In lieu of some of the issues mentioned above, an organization may want more control over their environment and set up a dedicated, private network located either on-premise or at a remote site. Many times, when eDiscovery vendors talk about an “On-Prem” deployment, they may actually mean installing the solution on the user’s private cloud.
This definitely brings control of eDiscovery data wholly onto the organization, which is an added benefit from a security and control standpoint. However, for many, the burden of having to maintain an in-house system is heavy. Managing upgrades to software as well as hardware, while trying to recover costs, maintaining an IT team that understands the needs of the legal department, while being challenged with the ability to scale in the face of ever-growing datasets, as well as the liability of securing against hacks and data breaches, can be draining on both personnel and financial resources.
Hybrid eDiscovery: The Ipro Cloud
If only there was a hybrid of the two cloud options, one with the scalability and easy management of a public cloud, but with the control and security of a private cloud. And even better, what if that cloud was created and managed by people who not only understand the unique needs of eDiscovery but are dedicated to you?
That’s not just any cloud, but the Ipro Cloud. It gives you the flexibility to run your own environment on a private cloud managed by the creators of the eDiscovery software you’re using. Ipro teams speak the same language as your legal team and act as your eDiscovery dedicated IT department.
You also get the scalability of a public cloud with the control and security of a private cloud, utilizing Ipro’s decades of IT and industry experience running and operating the largest of client-environments. Unlike large public clouds, the only data hosted here is related to eDiscovery, all housed in a state-of-the-art data center with limited employee access to sensitive data, as well as a lower profile when it comes to targeted hacks.
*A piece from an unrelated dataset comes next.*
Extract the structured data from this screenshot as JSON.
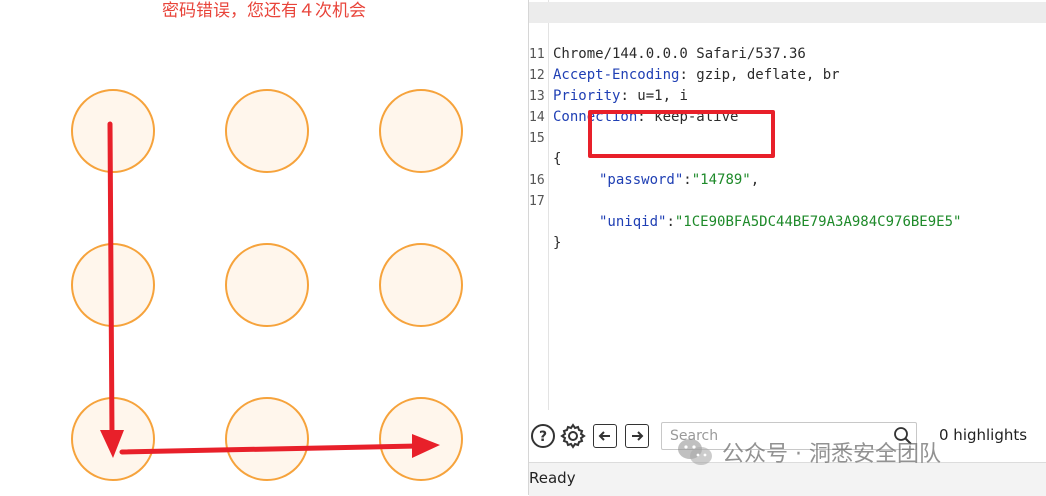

And hosting fees on the Ipro Cloud are a fraction of those on public clouds.
While you can secure and fully manage your own environment in the Ipro Cloud, you also get the benefit of a true technology partner and let Ipro’s services team do this for you. Ipro’s services team has been in your shoes and know the pain points and urgency of eDiscovery. Clients return again and again, because we specialize in building customized workflows for both simple and complex cases, while using our technology and advanced analytics to speed up processes through review with a focus on delivering quality results.
Proven Client Success:
Ipro is a 30-year legal technology veteran and hosts some of the biggest corporations and law firms in its cloud. One of them is Chamberlain Hrdlicka, a diversified business law firm with offices in Atlanta, Houston, Philadelphia, and San Antonio. In a recent case study, they said, “The Ipro eDiscovery Suite ultimately improved our firm’s ability to produce higher quality, streamlined reviews and provided the flexibility to handle cases of any size. Using Ipro, we were able to increase caseload by hosting over 330 cases and 40TB of data, while still working fewer hours and maintaining a small team. The workflows are well thought out and the system is intuitive to use, which minimized the learning curve for our technical staff, support personnel and attorneys as they adopted the system.”